That hope is something both actors felt while bringing Tifa and Aerith to live, as is the overwhelming love – and a little bit of pressure that comes with that – from Final Fantasy VII’s legions of fans. “I feel so honoured and lucky, and it feels very surreal to get to be a part of something that’s so massive and just so iconic in pop culture...and that means so much to so many people, around the world,” Baron said of the game’s impact, before noting that even before they’ve gotten to play the game, she feels like her take on Tifa has been embraced. “I think the more I realised that – the fans of Final Fantasy are amazing,” she continued. “They’re by far the most passionate fans of anything I’ve ever done, ever. They want to engage on social media, they’ve been so supportive.”
In the end, Baron felt that Final Fantasy VII’s legacy was something that inspired her, more than it did intimidate her via the weight of expectation. “This is, by far, the most iconic story I’ve ever gotten to be a part of, in any way. I think it obviously can be very scary and intimidating, because how can you please all these different people who have had ideas of this game and these characters for so many years?” she noted. “But I mean...you kind of, as an actor, have to let that go and do the absolute best you can to honor the characters, bring yourself to the characters and do the best work you can. I think, overall, the reception I’ve gotten from fans face-to-face and also online has been so supportive. Everyone seems really, really excited. This is kind of a surreal thing – to get to remake a game from so many years ago. This is why you become an actor. To get to play these massive characters in these sweeping, epic stories. It’s such an epic story and I’m really happy I get to be a part of this universe.”
White likewise felt that strange mix of intimidation and support that Final Fantasy VII’s reputation brings with it. “For the first...for quite a while, I had [first] been part of the project, it was very overwhelming. And there was very much a sense of, ‘Who am I? To be here amongst these legends?’,” White said of her initial experience. “Both the legends of voice actors I’m castmates with, but also the legends of characters that I get to be a part of making. There was very much a sense of ‘What am I doing here? I’m in way over my head. They picked the wrong person. I don’t know if I am right for this.’”
Aerith and Cloud stand ready to face Shinra.
But like Baron, she too felt inspiration from Final Fantasy’s legacy and channeled Aerith’s own strengths into hers to embrace it. “A lot of the really beautiful things about Aerith’s character, specifically, is that she doesn’t deal with that.
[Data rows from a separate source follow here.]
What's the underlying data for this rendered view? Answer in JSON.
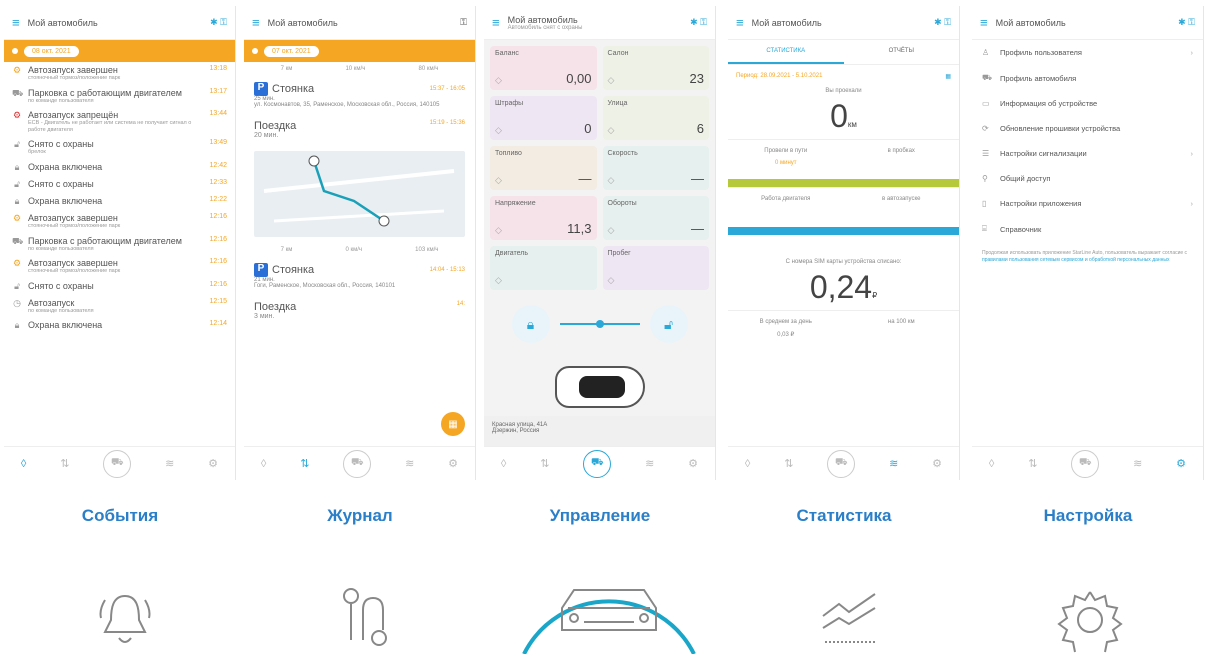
{
  "header": {
    "title": "Мой автомобиль",
    "subtitle": "Автомобиль снят с охраны"
  },
  "screens": {
    "events": {
      "date": "08 окт. 2021",
      "items": [
        {
          "title": "Автозапуск завершен",
          "desc": "стояночный тормоз/положение парк",
          "time": "13:18",
          "icon": "engine-icon",
          "tone": "o"
        },
        {
          "title": "Парковка с работающим двигателем",
          "desc": "по команде пользователя",
          "time": "13:17",
          "icon": "car-icon",
          "tone": "g"
        },
        {
          "title": "Автозапуск запрещён",
          "desc": "ECB - Двигатель не работает или система не получает сигнал о работе двигателя",
          "time": "13:44",
          "icon": "engine-off-icon",
          "tone": "r"
        },
        {
          "title": "Снято с охраны",
          "desc": "брелок",
          "time": "13:49",
          "icon": "lock-open-icon",
          "tone": "g"
        },
        {
          "title": "Охрана включена",
          "desc": "",
          "time": "12:42",
          "icon": "lock-icon",
          "tone": "g"
        },
        {
          "title": "Снято с охраны",
          "desc": "",
          "time": "12:33",
          "icon": "lock-open-icon",
          "tone": "g"
        },
        {
          "title": "Охрана включена",
          "desc": "",
          "time": "12:22",
          "icon": "lock-icon",
          "tone": "g"
        },
        {
          "title": "Автозапуск завершен",
          "desc": "стояночный тормоз/положение парк",
          "time": "12:16",
          "icon": "engine-icon",
          "tone": "o"
        },
        {
          "title": "Парковка с работающим двигателем",
          "desc": "по команде пользователя",
          "time": "12:16",
          "icon": "car-icon",
          "tone": "g"
        },
        {
          "title": "Автозапуск завершен",
          "desc": "стояночный тормоз/положение парк",
          "time": "12:16",
          "icon": "engine-icon",
          "tone": "o"
        },
        {
          "title": "Снято с охраны",
          "desc": "",
          "time": "12:16",
          "icon": "lock-open-icon",
          "tone": "g"
        },
        {
          "title": "Автозапуск",
          "desc": "по команде пользователя",
          "time": "12:15",
          "icon": "clock-icon",
          "tone": "g"
        },
        {
          "title": "Охрана включена",
          "desc": "",
          "time": "12:14",
          "icon": "lock-icon",
          "tone": "g"
        }
      ]
    },
    "journal": {
      "date": "07 окт. 2021",
      "top_stats": [
        "7 км",
        "10 км/ч",
        "80 км/ч"
      ],
      "park1": {
        "title": "Стоянка",
        "time": "15:37 - 16:05",
        "dur": "25 мин.",
        "addr": "ул. Космонавтов, 35, Раменское, Московская обл., Россия, 140105"
      },
      "trip1": {
        "title": "Поездка",
        "time": "15:19 - 15:36",
        "dur": "20 мин."
      },
      "trip_stats": [
        "7 км",
        "0 км/ч",
        "103 км/ч"
      ],
      "park2": {
        "title": "Стоянка",
        "time": "14:04 - 15:13",
        "dur": "21 мин.",
        "addr": "Гоги, Раменское, Московская обл., Россия, 140101"
      },
      "trip2": {
        "title": "Поездка",
        "time": "14:",
        "dur": "3 мин."
      }
    },
    "control": {
      "tiles": [
        {
          "label": "Баланс",
          "value": "0,00",
          "bg": "#f6e3ea"
        },
        {
          "label": "Салон",
          "value": "23",
          "bg": "#eef1e6"
        },
        {
          "label": "Штрафы",
          "value": "0",
          "bg": "#efe6f3"
        },
        {
          "label": "Улица",
          "value": "6",
          "bg": "#eef1e6"
        },
        {
          "label": "Топливо",
          "value": "—",
          "bg": "#f2ece2"
        },
        {
          "label": "Скорость",
          "value": "—",
          "bg": "#e6f0ee"
        },
        {
          "label": "Напряжение",
          "value": "11,3",
          "bg": "#f6e3ea"
        },
        {
          "label": "Обороты",
          "value": "—",
          "bg": "#e6f0ee"
        },
        {
          "label": "Двигатель",
          "value": "",
          "bg": "#e6f0ee"
        },
        {
          "label": "Пробег",
          "value": "",
          "bg": "#efe6f3"
        }
      ],
      "location": "Красная улица, 41А",
      "location2": "Дзержин, Россия"
    },
    "stats": {
      "tab1": "СТАТИСТИКА",
      "tab2": "ОТЧЁТЫ",
      "period": "Период: 28.09.2021 - 5.10.2021",
      "passed_label": "Вы проехали",
      "passed": "0",
      "passed_unit": "км",
      "way": "Провели в пути",
      "way_val": "0 минут",
      "parked": "в пробках",
      "engine": "Работа двигателя",
      "autostart": "в автозапуске",
      "spent_label": "С номера SIM карты устройства списано:",
      "spent": "0,24",
      "spent_unit": "₽",
      "avg": "В среднем за день",
      "avg_val": "0,03 ₽",
      "per100": "на 100 км"
    },
    "settings": {
      "items": [
        {
          "label": "Профиль пользователя",
          "icon": "user-icon",
          "chev": true
        },
        {
          "label": "Профиль автомобиля",
          "icon": "car-icon",
          "chev": false
        },
        {
          "label": "Информация об устройстве",
          "icon": "device-icon",
          "chev": false
        },
        {
          "label": "Обновление прошивки устройства",
          "icon": "update-icon",
          "chev": false
        },
        {
          "label": "Настройки сигнализации",
          "icon": "sliders-icon",
          "chev": true
        },
        {
          "label": "Общий доступ",
          "icon": "share-icon",
          "chev": false
        },
        {
          "label": "Настройки приложения",
          "icon": "phone-icon",
          "chev": true
        },
        {
          "label": "Справочник",
          "icon": "book-icon",
          "chev": false
        }
      ],
      "note": "Продолжая использовать приложение StarLine Auto, пользователь выражает согласие с ",
      "note_link": "правилами пользования сетевым сервисом и обработкой персональных данных"
    }
  },
  "labels": {
    "events": "События",
    "journal": "Журнал",
    "control": "Управление",
    "stats": "Статистика",
    "settings": "Настройка"
  },
  "colors": {
    "accent": "#2aa8d8",
    "orange": "#f5a623",
    "label": "#2a7fc8"
  }
}
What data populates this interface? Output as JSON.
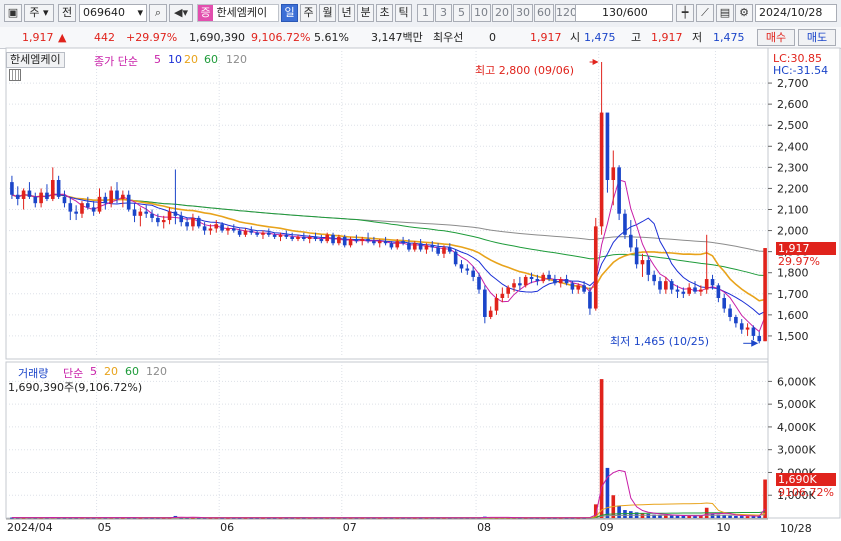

She is very big picture, and a lot of the times she is the person where she’s like, ‘This is where we are here and now. How are we going to move forward?’” White continued. “I’ve sort of had this beautiful moment of connection with her in this process, and it’s been so life-changing for me. Because now I get to come into this and say – ‘Let’s say I was picked for this for a reason. And there is a reason I, specifically, am in this role. How can I make the most of it and help people enjoy this game more? How can I have her story reach more people?’ Because I think it is really, really inspiring.”
“I think all these characters have something really beautiful to say, and if I can be a conduit to the fandom via social media, or content creation, then I think I can bring something more to this,” she concluded. “That’s kind of been my journey through this. Understanding that there is such a legacy to this game and just a passion amongst the people who love this game and saying, ‘OK, then let’s embrace it.’ And here we are. It’s been a transformation.”
The first part of Final Fantasy VII Remake releases on PlayStation 4 on April 10. Stay tuned to Gizmodo later this week for more from our chat with Baron and White.